The 2015 German-speaking convention in Zavelstein was hosted by the Munich group. It adopted this concept of speaker meetings. Three meetings took place in parallel: one German-speaking, one English-speaking, and one open meeting. This type of meetings had already been introduced at the 2013 Düsseldorf Convention and are well established in the German-speaking region today.

6. Foundation of a new group

All these developments led then, in 2017, to the foundation of a new group in Munich founded together with another SA friend, where, starting at 7:00am, we would make time to write and study literature in the meeting before sharing. This led on then to our having breakfast together, before heading off into our daily lives, really nourished. We founded a second meeting then where the focus was on bringing SA closer to newcomers.

7. Retrospect and Outlook

Looking back, I am grateful to every SA person I met—especially to all those oldtimers who started up these meetings in the first place. I am a very different person today after learning so much from my SA friends and sponsors. The most important phrase I learned is that it’s not what’s on the outside that pollutes me; pollution is an inside job, and so is recovery.

I am not overwhelmed today by resentment or other character defects. They reappear in my life, certainly, especially when I mistake what is going to make me happy. Chasing people, places and things has always made me miserable. My awareness of this is so much sharper today after so many, many meetings and lots of step work. I have learned a healthy self-esteem and have experienced the joy of being accepted by others as I really am. I know it is only one day at a time; that there is always the trap of going back to seeking approval and fulfillment by the world’s standards. When I fall into this trap, I change, darken; become unkind and controlling—controlling even of my recovery and that of others. This is when I need meetings and my sponsor where they act as a kind of “mirror.”

Since the Covid lockdown, attendance at meetings in Munich has at least doubled. Today, our recovery and our fellowship have really grown. Meetings teach me how God transforms us all if we let Him—how interest in our fellows, service, Step work and honest sharing have replaced old sick, selfish thinking and behaviors. Every person’s honesty inspires honesty in others. And the more meetings there are, the more God can get around doing His work, keeping us safe from our old, ingrained addictive patterns.
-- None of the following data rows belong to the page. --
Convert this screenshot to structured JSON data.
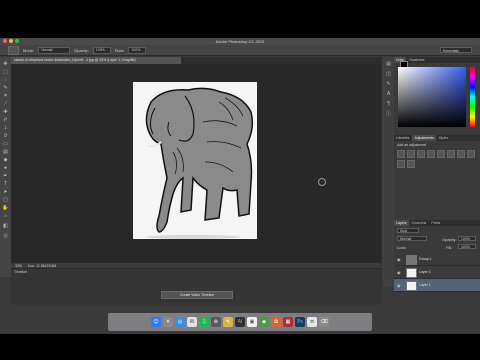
{
  "window": {
    "title": "Adobe Photoshop CC 2015"
  },
  "options_bar": {
    "mode_label": "Mode:",
    "mode_value": "Normal",
    "opacity_label": "Opacity:",
    "opacity_value": "100%",
    "flow_label": "Flow:",
    "flow_value": "100%",
    "workspace": "Essentials"
  },
  "document": {
    "tab_title": "sketch-of-elephant-vector-illustration_fJpovH...1.jpg @ 33% (Layer 1, Gray/8#)"
  },
  "status_bar": {
    "zoom": "33%",
    "doc_size": "Doc: 11.8M/23.6M"
  },
  "timeline": {
    "title": "Timeline",
    "create_button": "Create Video Timeline"
  },
  "color_panel": {
    "tabs": [
      "Color",
      "Swatches"
    ]
  },
  "adjustments_panel": {
    "tabs": [
      "Libraries",
      "Adjustments",
      "Styles"
    ],
    "hint": "Add an adjustment"
  },
  "layers_panel": {
    "tabs": [
      "Layers",
      "Channels",
      "Paths"
    ],
    "filter_kind": "Kind",
    "blend_mode": "Normal",
    "opacity_label": "Opacity:",
    "opacity_value": "100%",
    "lock_label": "Lock:",
    "fill_label": "Fill:",
    "fill_value": "100%",
    "layers": [
      {
        "name": "Group 1"
      },
      {
        "name": "Layer 0"
      },
      {
        "name": "Layer 1"
      }
    ]
  },
  "colors": {
    "window_bg": "#3a3a3a",
    "canvas_bg": "#282828",
    "selection": "#56627a"
  }
}
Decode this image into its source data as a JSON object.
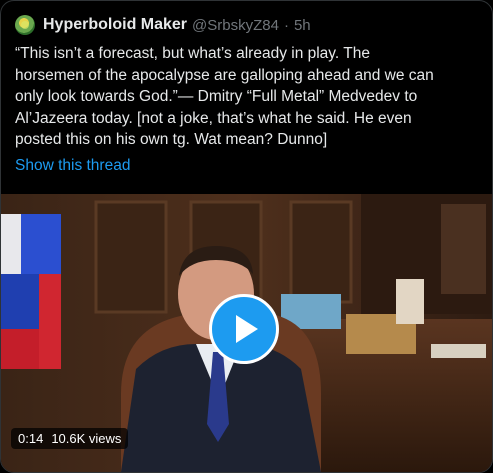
{
  "tweet": {
    "author_name": "Hyperboloid Maker",
    "author_handle": "@SrbskyZ84",
    "separator": "·",
    "time": "5h",
    "text": "“This isn’t a forecast, but what’s already in play. The\nhorsemen of the apocalypse are galloping ahead and we can\nonly look towards God.”— Dmitry “Full Metal” Medvedev to\nAl’Jazeera today. [not a joke, that’s what he said. He even\nposted this on his own tg. Wat mean? Dunno]",
    "thread_link": "Show this thread"
  },
  "video": {
    "elapsed": "0:14",
    "views": "10.6K views",
    "play_icon": "play-icon"
  },
  "colors": {
    "background": "#000000",
    "text": "#e7e9ea",
    "muted": "#71767b",
    "accent": "#1d9bf0",
    "border": "#2f3336"
  }
}
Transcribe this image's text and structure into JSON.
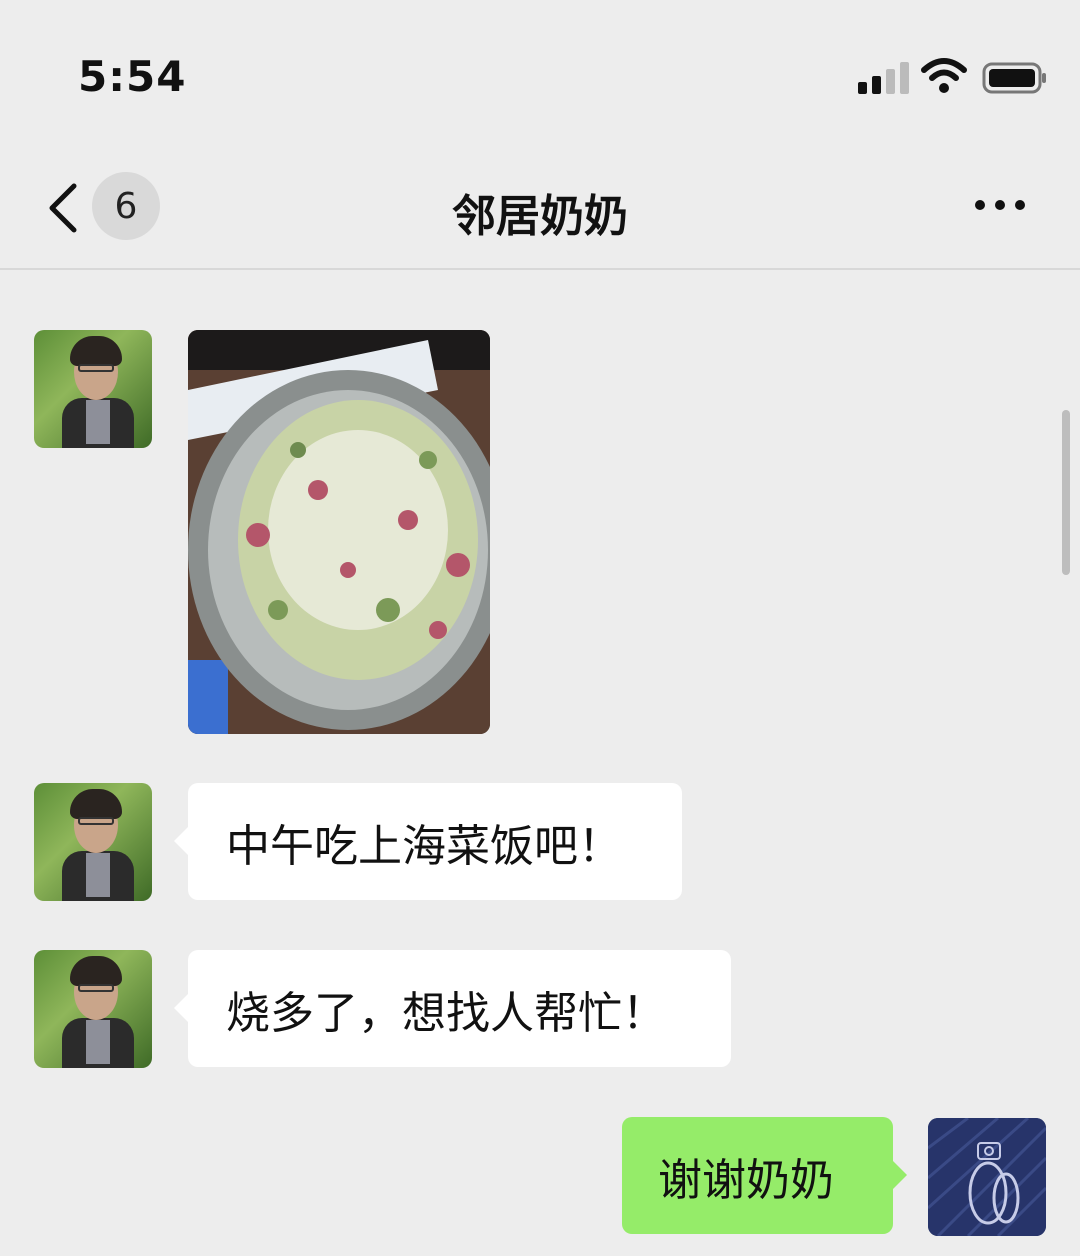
{
  "status_bar": {
    "time": "5:54"
  },
  "nav": {
    "unread_count": "6",
    "title": "邻居奶奶"
  },
  "messages": [
    {
      "sender": "neighbor",
      "type": "image",
      "image_desc": "food-photo"
    },
    {
      "sender": "neighbor",
      "type": "text",
      "text": "中午吃上海菜饭吧！"
    },
    {
      "sender": "neighbor",
      "type": "text",
      "text": "烧多了，想找人帮忙！"
    },
    {
      "sender": "self",
      "type": "text",
      "text": "谢谢奶奶"
    }
  ],
  "colors": {
    "background": "#ededed",
    "incoming_bubble": "#ffffff",
    "outgoing_bubble": "#95ec69"
  }
}
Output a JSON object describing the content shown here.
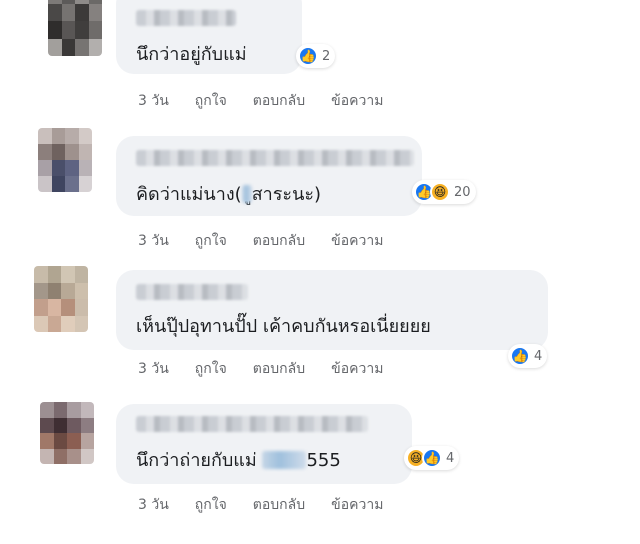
{
  "comments": [
    {
      "author": "",
      "text": "นึกว่าอยู่กับแม่",
      "text_suffix": "",
      "reactions": [
        "like"
      ],
      "reaction_count": "2",
      "time": "3 วัน",
      "like_label": "ถูกใจ",
      "reply_label": "ตอบกลับ",
      "message_label": "ข้อความ"
    },
    {
      "author": "",
      "text": "คิดว่าแม่นาง(",
      "text_suffix": "ูสาระนะ)",
      "reactions": [
        "like",
        "haha"
      ],
      "reaction_count": "20",
      "time": "3 วัน",
      "like_label": "ถูกใจ",
      "reply_label": "ตอบกลับ",
      "message_label": "ข้อความ"
    },
    {
      "author": "",
      "text": "เห็นปุ๊ปอุทานปั๊ป เค้าคบกันหรอเนี่ยยยย",
      "text_suffix": "",
      "reactions": [
        "like"
      ],
      "reaction_count": "4",
      "time": "3 วัน",
      "like_label": "ถูกใจ",
      "reply_label": "ตอบกลับ",
      "message_label": "ข้อความ"
    },
    {
      "author": "",
      "text": "นึกว่าถ่ายกับแม่ ",
      "text_suffix": "555",
      "reactions": [
        "haha",
        "like"
      ],
      "reaction_count": "4",
      "time": "3 วัน",
      "like_label": "ถูกใจ",
      "reply_label": "ตอบกลับ",
      "message_label": "ข้อความ"
    }
  ],
  "icons": {
    "like": "thumbs-up-icon",
    "haha": "laughing-face-icon"
  },
  "colors": {
    "bubble": "#f0f2f5",
    "like": "#1877f2",
    "haha": "#f7b125",
    "meta_text": "#65676b"
  }
}
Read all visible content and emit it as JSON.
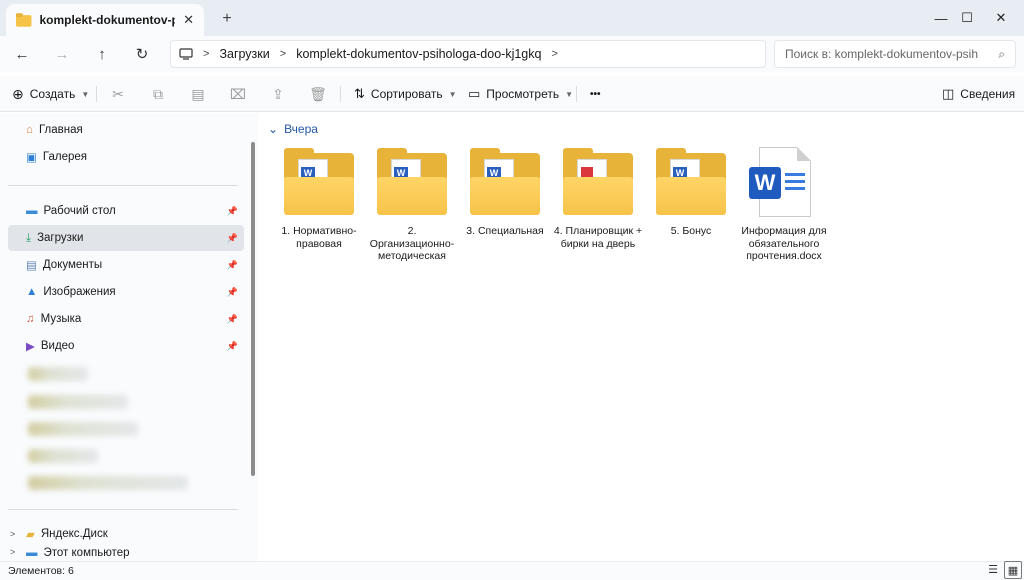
{
  "window": {
    "tab_title": "komplekt-dokumentov-psihologa",
    "tab_close": "✕",
    "new_tab": "+",
    "minimize": "—",
    "maximize": "☐",
    "close": "✕"
  },
  "address": {
    "crumbs": [
      "Загрузки",
      "komplekt-dokumentov-psihologa-doo-kj1gkq"
    ],
    "search_placeholder": "Поиск в: komplekt-dokumentov-psih"
  },
  "commands": {
    "create": "Создать",
    "sort": "Сортировать",
    "view": "Просмотреть",
    "more": "•••",
    "details": "Сведения"
  },
  "sidebar": {
    "items": [
      {
        "label": "Главная",
        "icon": "home-icon"
      },
      {
        "label": "Галерея",
        "icon": "gallery-icon"
      },
      {
        "label": "Рабочий стол",
        "icon": "desktop-icon"
      },
      {
        "label": "Загрузки",
        "icon": "download-icon"
      },
      {
        "label": "Документы",
        "icon": "documents-icon"
      },
      {
        "label": "Изображения",
        "icon": "pictures-icon"
      },
      {
        "label": "Музыка",
        "icon": "music-icon"
      },
      {
        "label": "Видео",
        "icon": "video-icon"
      },
      {
        "label": "Яндекс.Диск",
        "icon": "yandex-disk-icon"
      },
      {
        "label": "Этот компьютер",
        "icon": "computer-icon"
      }
    ]
  },
  "main": {
    "group": "Вчера",
    "files": [
      {
        "name": "1. Нормативно-правовая",
        "type": "folder",
        "preview": "word"
      },
      {
        "name": "2. Организационно-методическая",
        "type": "folder",
        "preview": "word"
      },
      {
        "name": "3. Специальная",
        "type": "folder",
        "preview": "word"
      },
      {
        "name": "4. Планировщик + бирки на дверь",
        "type": "folder",
        "preview": "pdf"
      },
      {
        "name": "5. Бонус",
        "type": "folder",
        "preview": "word"
      },
      {
        "name": "Информация для обязательного прочтения.docx",
        "type": "docx",
        "preview": "word"
      }
    ]
  },
  "status": {
    "count": "Элементов: 6"
  },
  "colors": {
    "accent": "#2457a6",
    "folder": "#f6c349",
    "word": "#1f5bbf",
    "selected": "#e1e4e8"
  }
}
And as we experience the happiness, joy and freedom of recovery, the less we want to go back to the old life; we see the truth of the words, “God could and would if we sought Him.” I did seek Him and am so glad, letting Him do it because I couldn’t. “But God could and would – and He did.”

Bernd S., Munich, Germany

Total Views: 54|Daily Views: 1

Share This Story, Choose Your Platform!